It perhaps isn’t surprising that, when taking delivery of our V40 long-term test car with around 4,000 miles on the clock, the book a service alert would have appeared within six months of running it.
Although, with a variable service interval, it was perhaps a little disappointing to see it appear with around 12,000 on the clock when we know some VW group models we’ve had in the past have run to 20,000 miles and beyond without worrying about a service.
However, as onboard diagnostic equipment becomes ever more sophisticated, we are going to have to become accustomed to cars vying for our attention.
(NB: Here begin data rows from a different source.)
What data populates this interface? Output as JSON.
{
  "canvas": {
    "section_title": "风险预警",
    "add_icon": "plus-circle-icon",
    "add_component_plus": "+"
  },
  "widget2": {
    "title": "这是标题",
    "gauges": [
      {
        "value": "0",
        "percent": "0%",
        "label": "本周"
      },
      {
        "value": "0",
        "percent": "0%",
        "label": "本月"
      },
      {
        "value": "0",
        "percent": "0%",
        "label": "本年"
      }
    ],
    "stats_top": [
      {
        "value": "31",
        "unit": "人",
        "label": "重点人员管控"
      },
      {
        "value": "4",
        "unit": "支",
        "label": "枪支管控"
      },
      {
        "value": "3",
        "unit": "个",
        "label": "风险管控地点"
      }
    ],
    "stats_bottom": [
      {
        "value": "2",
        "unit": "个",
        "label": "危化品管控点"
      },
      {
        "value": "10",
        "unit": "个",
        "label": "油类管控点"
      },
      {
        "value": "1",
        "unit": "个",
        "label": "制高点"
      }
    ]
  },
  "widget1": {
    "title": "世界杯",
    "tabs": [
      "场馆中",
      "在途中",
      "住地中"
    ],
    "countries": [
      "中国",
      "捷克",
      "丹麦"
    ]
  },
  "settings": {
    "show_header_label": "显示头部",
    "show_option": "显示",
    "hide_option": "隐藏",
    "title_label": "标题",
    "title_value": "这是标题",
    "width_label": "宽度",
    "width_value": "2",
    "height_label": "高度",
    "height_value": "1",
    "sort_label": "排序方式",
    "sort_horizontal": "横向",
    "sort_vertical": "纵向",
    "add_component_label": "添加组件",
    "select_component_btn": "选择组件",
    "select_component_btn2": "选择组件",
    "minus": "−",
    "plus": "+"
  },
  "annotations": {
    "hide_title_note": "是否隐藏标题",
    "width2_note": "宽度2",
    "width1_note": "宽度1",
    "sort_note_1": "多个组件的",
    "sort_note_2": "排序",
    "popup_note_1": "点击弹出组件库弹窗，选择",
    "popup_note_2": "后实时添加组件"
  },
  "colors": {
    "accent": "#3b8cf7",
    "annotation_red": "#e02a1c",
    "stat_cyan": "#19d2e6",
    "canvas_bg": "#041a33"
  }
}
I once learned on a Volvo launch that not only would cars soon let us know when a scheduled service is due, it would be able to access the driver’s diary and create an appointment for it. If the appointment was missed, the service reminder would once again be activated.
While we have enjoyed the V40, we can’t help feeling there will be more impressive things in the pipeline from Volvo, if this year’s XC90 is any indication. The big seven-seater is the first all-Volvo Volvo for a very long time.
The V40 is probably due a facelift in the near future, with a model lifecycle probably extending to 2018. Volvo is still reliant on other suppliers for some engines – although not the D4 in our V40.
Ultimately, Volvo will want to use its own engines across the range. But our 2.0-litre D4, with 190hp, would be rather excessive for many.
So, at some point we could expect to see three-cylinder diesel (and petrol) engines being offered.
And if our 190hp D4 in manual guise is capable of 99g/km, I wonder what a 120hp 1.5-litre three-cylinder diesel could achieve.